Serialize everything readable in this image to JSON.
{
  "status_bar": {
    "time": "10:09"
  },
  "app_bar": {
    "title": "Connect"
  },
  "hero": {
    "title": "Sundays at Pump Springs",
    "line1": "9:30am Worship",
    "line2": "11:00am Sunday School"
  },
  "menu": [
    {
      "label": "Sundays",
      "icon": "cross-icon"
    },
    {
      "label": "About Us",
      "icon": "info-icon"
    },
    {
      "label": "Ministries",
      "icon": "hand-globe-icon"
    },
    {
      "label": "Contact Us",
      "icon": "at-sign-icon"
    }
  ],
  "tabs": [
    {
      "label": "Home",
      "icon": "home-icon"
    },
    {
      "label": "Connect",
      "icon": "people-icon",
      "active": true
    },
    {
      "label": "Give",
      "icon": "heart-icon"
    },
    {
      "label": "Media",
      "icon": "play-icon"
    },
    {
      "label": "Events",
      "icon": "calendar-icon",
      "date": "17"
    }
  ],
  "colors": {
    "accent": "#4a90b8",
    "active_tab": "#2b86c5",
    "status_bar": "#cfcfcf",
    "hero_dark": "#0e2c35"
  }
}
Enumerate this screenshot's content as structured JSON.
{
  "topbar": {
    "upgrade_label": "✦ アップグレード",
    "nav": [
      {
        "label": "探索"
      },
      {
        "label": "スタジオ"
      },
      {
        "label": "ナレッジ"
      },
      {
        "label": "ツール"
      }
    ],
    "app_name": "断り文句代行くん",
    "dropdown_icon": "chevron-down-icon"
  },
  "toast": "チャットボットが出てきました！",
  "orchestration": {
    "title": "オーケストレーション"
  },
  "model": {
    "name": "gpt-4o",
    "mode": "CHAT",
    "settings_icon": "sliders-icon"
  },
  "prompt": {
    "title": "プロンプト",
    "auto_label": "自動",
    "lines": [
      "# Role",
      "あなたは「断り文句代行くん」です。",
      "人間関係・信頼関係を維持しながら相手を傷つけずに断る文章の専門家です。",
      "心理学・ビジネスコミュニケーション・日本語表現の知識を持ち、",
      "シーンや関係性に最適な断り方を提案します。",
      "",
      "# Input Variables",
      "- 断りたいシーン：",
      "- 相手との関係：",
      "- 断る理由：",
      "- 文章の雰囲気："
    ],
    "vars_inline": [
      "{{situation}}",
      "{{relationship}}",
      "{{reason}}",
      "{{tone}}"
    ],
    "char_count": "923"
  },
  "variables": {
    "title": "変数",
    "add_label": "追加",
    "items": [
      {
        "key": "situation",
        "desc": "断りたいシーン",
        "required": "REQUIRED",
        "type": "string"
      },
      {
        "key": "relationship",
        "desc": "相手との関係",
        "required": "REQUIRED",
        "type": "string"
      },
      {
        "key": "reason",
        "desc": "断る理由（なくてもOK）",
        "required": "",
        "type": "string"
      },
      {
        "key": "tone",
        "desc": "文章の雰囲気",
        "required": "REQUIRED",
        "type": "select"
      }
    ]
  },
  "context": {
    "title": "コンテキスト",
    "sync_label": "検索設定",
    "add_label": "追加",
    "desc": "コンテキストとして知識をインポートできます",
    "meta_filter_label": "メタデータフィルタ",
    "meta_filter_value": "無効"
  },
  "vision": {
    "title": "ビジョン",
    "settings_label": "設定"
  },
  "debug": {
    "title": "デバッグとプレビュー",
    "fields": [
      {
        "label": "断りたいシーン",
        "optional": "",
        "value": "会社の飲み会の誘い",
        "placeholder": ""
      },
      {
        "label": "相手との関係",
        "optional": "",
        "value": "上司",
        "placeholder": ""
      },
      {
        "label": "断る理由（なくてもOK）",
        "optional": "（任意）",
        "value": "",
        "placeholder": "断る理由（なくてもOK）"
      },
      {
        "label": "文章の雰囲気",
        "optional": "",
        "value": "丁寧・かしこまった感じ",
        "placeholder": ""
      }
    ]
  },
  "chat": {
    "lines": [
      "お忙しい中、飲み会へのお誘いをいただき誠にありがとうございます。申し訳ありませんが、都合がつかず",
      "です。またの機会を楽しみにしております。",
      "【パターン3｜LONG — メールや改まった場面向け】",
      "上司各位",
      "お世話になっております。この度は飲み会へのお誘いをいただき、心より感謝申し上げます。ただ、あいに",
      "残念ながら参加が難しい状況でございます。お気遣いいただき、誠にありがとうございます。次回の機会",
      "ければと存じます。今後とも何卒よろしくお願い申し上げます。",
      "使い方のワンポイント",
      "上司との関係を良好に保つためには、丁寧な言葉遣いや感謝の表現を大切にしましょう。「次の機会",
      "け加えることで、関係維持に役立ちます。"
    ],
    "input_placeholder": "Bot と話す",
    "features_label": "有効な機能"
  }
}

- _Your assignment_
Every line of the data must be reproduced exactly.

- _Response to the task_
Serialize everything readable in this image to JSON.
{
  "status_bar": {
    "time": "10:09"
  },
  "app_bar": {
    "title": "Connect"
  },
  "hero": {
    "title": "Sundays at Pump Springs",
    "line1": "9:30am Worship",
    "line2": "11:00am Sunday School"
  },
  "menu": [
    {
      "label": "Sundays",
      "icon": "cross-icon"
    },
    {
      "label": "About Us",
      "icon": "info-icon"
    },
    {
      "label": "Ministries",
      "icon": "hand-globe-icon"
    },
    {
      "label": "Contact Us",
      "icon": "at-sign-icon"
    }
  ],
  "tabs": [
    {
      "label": "Home",
      "icon": "home-icon"
    },
    {
      "label": "Connect",
      "icon": "people-icon",
      "active": true
    },
    {
      "label": "Give",
      "icon": "heart-icon"
    },
    {
      "label": "Media",
      "icon": "play-icon"
    },
    {
      "label": "Events",
      "icon": "calendar-icon",
      "date": "17"
    }
  ],
  "colors": {
    "accent": "#4a90b8",
    "active_tab": "#2b86c5",
    "status_bar": "#cfcfcf",
    "hero_dark": "#0e2c35"
  }
}
Enumerate this screenshot's content as structured JSON.
{
  "topbar": {
    "upgrade_label": "✦ アップグレード",
    "nav": [
      {
        "label": "探索"
      },
      {
        "label": "スタジオ"
      },
      {
        "label": "ナレッジ"
      },
      {
        "label": "ツール"
      }
    ],
    "app_name": "断り文句代行くん",
    "dropdown_icon": "chevron-down-icon"
  },
  "toast": "チャットボットが出てきました！",
  "orchestration": {
    "title": "オーケストレーション"
  },
  "model": {
    "name": "gpt-4o",
    "mode": "CHAT",
    "settings_icon": "sliders-icon"
  },
  "prompt": {
    "title": "プロンプト",
    "auto_label": "自動",
    "lines": [
      "# Role",
      "あなたは「断り文句代行くん」です。",
      "人間関係・信頼関係を維持しながら相手を傷つけずに断る文章の専門家です。",
      "心理学・ビジネスコミュニケーション・日本語表現の知識を持ち、",
      "シーンや関係性に最適な断り方を提案します。",
      "",
      "# Input Variables",
      "- 断りたいシーン：",
      "- 相手との関係：",
      "- 断る理由：",
      "- 文章の雰囲気："
    ],
    "vars_inline": [
      "{{situation}}",
      "{{relationship}}",
      "{{reason}}",
      "{{tone}}"
    ],
    "char_count": "923"
  },
  "variables": {
    "title": "変数",
    "add_label": "追加",
    "items": [
      {
        "key": "situation",
        "desc": "断りたいシーン",
        "required": "REQUIRED",
        "type": "string"
      },
      {
        "key": "relationship",
        "desc": "相手との関係",
        "required": "REQUIRED",
        "type": "string"
      },
      {
        "key": "reason",
        "desc": "断る理由（なくてもOK）",
        "required": "",
        "type": "string"
      },
      {
        "key": "tone",
        "desc": "文章の雰囲気",
        "required": "REQUIRED",
        "type": "select"
      }
    ]
  },
  "context": {
    "title": "コンテキスト",
    "sync_label": "検索設定",
    "add_label": "追加",
    "desc": "コンテキストとして知識をインポートできます",
    "meta_filter_label": "メタデータフィルタ",
    "meta_filter_value": "無効"
  },
  "vision": {
    "title": "ビジョン",
    "settings_label": "設定"
  },
  "debug": {
    "title": "デバッグとプレビュー",
    "fields": [
      {
        "label": "断りたいシーン",
        "optional": "",
        "value": "会社の飲み会の誘い",
        "placeholder": ""
      },
      {
        "label": "相手との関係",
        "optional": "",
        "value": "上司",
        "placeholder": ""
      },
      {
        "label": "断る理由（なくてもOK）",
        "optional": "（任意）",
        "value": "",
        "placeholder": "断る理由（なくてもOK）"
      },
      {
        "label": "文章の雰囲気",
        "optional": "",
        "value": "丁寧・かしこまった感じ",
        "placeholder": ""
      }
    ]
  },
  "chat": {
    "lines": [
      "お忙しい中、飲み会へのお誘いをいただき誠にありがとうございます。申し訳ありませんが、都合がつかず",
      "です。またの機会を楽しみにしております。",
      "【パターン3｜LONG — メールや改まった場面向け】",
      "上司各位",
      "お世話になっております。この度は飲み会へのお誘いをいただき、心より感謝申し上げます。ただ、あいに",
      "残念ながら参加が難しい状況でございます。お気遣いいただき、誠にありがとうございます。次回の機会",
      "ければと存じます。今後とも何卒よろしくお願い申し上げます。",
      "使い方のワンポイント",
      "上司との関係を良好に保つためには、丁寧な言葉遣いや感謝の表現を大切にしましょう。「次の機会",
      "け加えることで、関係維持に役立ちます。"
    ],
    "input_placeholder": "Bot と話す",
    "features_label": "有効な機能"
  }
}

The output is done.